Brackish water

  • brackish water
  • Water, salty between the concentrations of fresh water and sea water; usually 5-10 parts x thousand.
Abstract from DBPedia
    Brackish water, sometimes termed brack water, is water occurring in a natural environment that has more salinity than freshwater, but not as much as seawater. It may result from mixing seawater (salt water) and fresh water together, as in estuaries, or it may occur in brackish fossil aquifers. The word comes from the Middle Dutch root brak. Certain human activities can produce brackish water, in particular civil engineering projects such as dikes and the flooding of coastal marshland to produce brackish water pools for freshwater prawn farming. Brackish water is also the primary waste product of the salinity gradient power process. Because brackish water is hostile to the growth of most terrestrial plant species, without appropriate management it is damaging to the environment (see article on shrimp farms). Technically, brackish water contains between 0.5 and 30 grams of salt per litre—more often expressed as 0.5 to 30 parts per thousand (‰), which is a specific gravity of between 1.0004 and 1.0226. Thus, brackish covers a range of salinity regimes and is not considered a precisely defined condition. It is characteristic of many brackish surface waters that their salinity can vary considerably over space or time. Water with a salt concentration greater than 30‰ is considered saline. See the Salinity Table from the Wikipedia Salinity Article.
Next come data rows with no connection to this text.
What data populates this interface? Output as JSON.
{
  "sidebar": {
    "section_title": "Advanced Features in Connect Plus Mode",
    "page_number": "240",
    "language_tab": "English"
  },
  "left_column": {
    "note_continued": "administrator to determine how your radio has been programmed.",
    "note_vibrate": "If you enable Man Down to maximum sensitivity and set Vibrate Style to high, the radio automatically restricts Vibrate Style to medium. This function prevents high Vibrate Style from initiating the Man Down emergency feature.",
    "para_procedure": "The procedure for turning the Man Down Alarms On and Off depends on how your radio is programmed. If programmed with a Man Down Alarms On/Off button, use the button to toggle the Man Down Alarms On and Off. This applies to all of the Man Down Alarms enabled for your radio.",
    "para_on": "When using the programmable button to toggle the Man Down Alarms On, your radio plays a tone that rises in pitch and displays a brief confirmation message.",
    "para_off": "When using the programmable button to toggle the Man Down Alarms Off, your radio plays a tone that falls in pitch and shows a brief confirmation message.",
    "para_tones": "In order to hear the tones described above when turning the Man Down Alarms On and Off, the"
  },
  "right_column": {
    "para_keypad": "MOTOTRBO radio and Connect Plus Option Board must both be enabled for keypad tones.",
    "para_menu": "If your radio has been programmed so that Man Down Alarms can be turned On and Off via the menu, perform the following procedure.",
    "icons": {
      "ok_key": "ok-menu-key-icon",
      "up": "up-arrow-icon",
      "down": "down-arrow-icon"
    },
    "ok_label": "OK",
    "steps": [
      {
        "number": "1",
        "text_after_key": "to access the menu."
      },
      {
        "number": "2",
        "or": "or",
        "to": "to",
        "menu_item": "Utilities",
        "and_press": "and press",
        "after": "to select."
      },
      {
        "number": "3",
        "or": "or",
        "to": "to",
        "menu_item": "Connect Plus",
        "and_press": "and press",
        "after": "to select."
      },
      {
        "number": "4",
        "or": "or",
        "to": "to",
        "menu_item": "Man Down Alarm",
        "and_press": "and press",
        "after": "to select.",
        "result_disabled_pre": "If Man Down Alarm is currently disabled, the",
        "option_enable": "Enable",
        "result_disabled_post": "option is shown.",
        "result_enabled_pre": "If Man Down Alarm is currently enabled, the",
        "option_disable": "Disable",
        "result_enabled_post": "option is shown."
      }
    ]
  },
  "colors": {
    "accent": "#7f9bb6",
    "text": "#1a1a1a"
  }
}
    汽水域(きすいいき)とは、河川・湖沼および沿海などの水域のうち、汽水(brackish water)が占める区域である。漢字の「汽」は「水気を帯びた」という意味を含み、「汽水」は淡水と海水が混在した状態の液体を指す用語である。 一般には川が海に淡水を注ぎ入れている河口部がこれにあたる。深く入り込んだ湾などでもそれに近い状態があり、干潟の陸よりの部分は汽水域に入る。